Every month African-American women rely on ESSENCE for editorial content designed to help them move their lives forward personally, professionally, intellectually and spiritually. Sections such as Work & Wealth, Healthy Living, and Looks We Love cover topics that focus on career and finance, health and lifestyle, and fashion and beauty and share an intimate connection with readers. In 2000, the magazine formed a partnership with Time Inc and last month, was acquired by Essence Communications, a black-owned corporation that also shares its founder with Shea Moisture.

The lifestyle, fashion and beauty magazine for African-American women uplifts its readers with motivating messages in an intimate sisterhood that loves its readers.

Vanessa’s passion for the magazine is because: “Everyone who works for the brand is passionate about the vision. It’s a critical time – there’s so much going on in 2018. Everyone is feeling that we need to pay more attention to the issues concerning our communities and we need to support one another. Our audience is so tuned into what we do and so are we.”

In the end, any successful figure, including Vanessa will tell you that working hard comes with playing (or relaxing) hard too. In her down time, Vanessa’s other passion is cooking.
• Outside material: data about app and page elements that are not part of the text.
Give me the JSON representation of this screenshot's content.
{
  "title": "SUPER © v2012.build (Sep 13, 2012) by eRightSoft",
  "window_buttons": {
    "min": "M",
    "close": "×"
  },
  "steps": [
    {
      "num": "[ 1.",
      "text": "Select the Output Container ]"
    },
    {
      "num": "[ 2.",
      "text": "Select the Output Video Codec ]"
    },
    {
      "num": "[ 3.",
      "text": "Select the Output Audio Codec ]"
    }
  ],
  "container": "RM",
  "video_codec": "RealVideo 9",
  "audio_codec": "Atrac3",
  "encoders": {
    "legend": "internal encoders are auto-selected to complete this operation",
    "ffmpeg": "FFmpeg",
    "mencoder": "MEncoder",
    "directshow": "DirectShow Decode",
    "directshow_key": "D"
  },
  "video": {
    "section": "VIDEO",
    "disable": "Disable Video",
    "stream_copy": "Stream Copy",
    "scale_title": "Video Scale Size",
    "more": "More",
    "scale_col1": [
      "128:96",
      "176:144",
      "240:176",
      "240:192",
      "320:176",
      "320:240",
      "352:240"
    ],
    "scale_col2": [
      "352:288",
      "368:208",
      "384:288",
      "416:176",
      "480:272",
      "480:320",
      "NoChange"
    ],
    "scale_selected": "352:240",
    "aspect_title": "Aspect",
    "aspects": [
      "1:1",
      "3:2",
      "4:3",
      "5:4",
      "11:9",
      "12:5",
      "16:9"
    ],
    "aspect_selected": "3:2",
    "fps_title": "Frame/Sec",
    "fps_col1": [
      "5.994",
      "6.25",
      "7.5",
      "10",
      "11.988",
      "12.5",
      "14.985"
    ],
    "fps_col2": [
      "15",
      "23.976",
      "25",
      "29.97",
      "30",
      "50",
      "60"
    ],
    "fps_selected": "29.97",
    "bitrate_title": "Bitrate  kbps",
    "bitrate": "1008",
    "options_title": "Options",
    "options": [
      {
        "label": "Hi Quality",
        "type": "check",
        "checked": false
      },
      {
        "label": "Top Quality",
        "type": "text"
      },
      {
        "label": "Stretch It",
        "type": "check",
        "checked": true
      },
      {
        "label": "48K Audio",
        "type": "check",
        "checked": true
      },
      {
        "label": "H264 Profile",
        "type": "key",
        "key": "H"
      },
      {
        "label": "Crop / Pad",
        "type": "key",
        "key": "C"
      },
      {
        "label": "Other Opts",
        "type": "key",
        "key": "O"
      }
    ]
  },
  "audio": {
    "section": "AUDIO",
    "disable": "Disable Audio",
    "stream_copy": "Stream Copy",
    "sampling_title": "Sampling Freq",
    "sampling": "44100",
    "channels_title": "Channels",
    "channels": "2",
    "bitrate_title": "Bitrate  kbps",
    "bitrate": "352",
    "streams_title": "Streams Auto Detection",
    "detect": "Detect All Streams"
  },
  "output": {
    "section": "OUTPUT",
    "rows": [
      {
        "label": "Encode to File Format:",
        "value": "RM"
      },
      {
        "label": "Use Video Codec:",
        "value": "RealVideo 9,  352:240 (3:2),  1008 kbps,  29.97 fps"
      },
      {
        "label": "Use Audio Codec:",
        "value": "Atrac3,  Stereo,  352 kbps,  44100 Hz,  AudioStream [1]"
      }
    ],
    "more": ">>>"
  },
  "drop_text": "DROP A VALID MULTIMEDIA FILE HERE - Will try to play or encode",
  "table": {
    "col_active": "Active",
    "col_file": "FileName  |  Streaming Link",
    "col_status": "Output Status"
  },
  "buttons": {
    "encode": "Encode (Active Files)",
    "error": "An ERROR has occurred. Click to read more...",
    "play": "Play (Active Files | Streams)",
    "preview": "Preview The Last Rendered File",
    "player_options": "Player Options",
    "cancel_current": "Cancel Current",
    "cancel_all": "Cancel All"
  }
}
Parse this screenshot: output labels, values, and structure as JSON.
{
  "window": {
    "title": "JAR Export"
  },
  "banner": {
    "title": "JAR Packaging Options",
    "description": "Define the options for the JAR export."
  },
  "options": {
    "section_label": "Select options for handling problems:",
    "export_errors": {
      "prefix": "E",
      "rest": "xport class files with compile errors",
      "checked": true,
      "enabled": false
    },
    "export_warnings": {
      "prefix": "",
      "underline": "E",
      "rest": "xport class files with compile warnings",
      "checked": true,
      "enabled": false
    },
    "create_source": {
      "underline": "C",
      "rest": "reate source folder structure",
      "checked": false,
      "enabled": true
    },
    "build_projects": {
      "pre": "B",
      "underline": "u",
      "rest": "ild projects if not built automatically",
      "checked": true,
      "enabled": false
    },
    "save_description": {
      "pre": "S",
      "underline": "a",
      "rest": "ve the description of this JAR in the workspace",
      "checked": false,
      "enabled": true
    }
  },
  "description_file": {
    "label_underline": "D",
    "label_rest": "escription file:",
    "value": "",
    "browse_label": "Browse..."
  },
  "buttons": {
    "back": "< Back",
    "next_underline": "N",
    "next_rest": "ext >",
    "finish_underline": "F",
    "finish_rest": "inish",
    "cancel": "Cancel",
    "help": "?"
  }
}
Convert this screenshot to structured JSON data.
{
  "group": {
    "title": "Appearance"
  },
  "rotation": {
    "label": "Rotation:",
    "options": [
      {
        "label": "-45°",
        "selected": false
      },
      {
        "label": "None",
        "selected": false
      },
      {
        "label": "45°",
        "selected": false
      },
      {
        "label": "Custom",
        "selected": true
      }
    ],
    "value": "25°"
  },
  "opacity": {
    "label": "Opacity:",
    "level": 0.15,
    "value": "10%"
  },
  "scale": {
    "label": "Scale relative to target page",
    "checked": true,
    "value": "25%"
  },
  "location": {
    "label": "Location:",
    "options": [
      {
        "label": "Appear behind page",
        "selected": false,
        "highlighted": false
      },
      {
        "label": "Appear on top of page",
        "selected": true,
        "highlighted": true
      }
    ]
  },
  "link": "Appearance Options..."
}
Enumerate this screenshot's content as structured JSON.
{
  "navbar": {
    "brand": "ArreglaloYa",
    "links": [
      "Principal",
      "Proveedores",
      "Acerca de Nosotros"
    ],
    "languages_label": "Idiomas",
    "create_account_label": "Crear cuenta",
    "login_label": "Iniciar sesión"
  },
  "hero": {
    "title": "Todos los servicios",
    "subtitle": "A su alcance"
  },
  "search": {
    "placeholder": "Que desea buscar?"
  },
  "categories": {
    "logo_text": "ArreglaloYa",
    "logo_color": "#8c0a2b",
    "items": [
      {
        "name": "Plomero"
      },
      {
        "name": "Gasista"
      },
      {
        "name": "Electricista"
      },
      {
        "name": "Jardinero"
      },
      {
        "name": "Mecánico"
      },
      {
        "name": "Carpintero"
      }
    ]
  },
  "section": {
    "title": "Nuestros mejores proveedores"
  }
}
After taking night time classes to get a culinary degree, she loves practising new recipes on a Sunday afternoon. “If I could ever do something else, it would be cooking. I find it so soothing and therapeutic and I make a mean seven cheese macaroni.”


Leave a Reply

Your email address will not be published.


This site uses Akismet to reduce spam. Learn how your comment data is processed.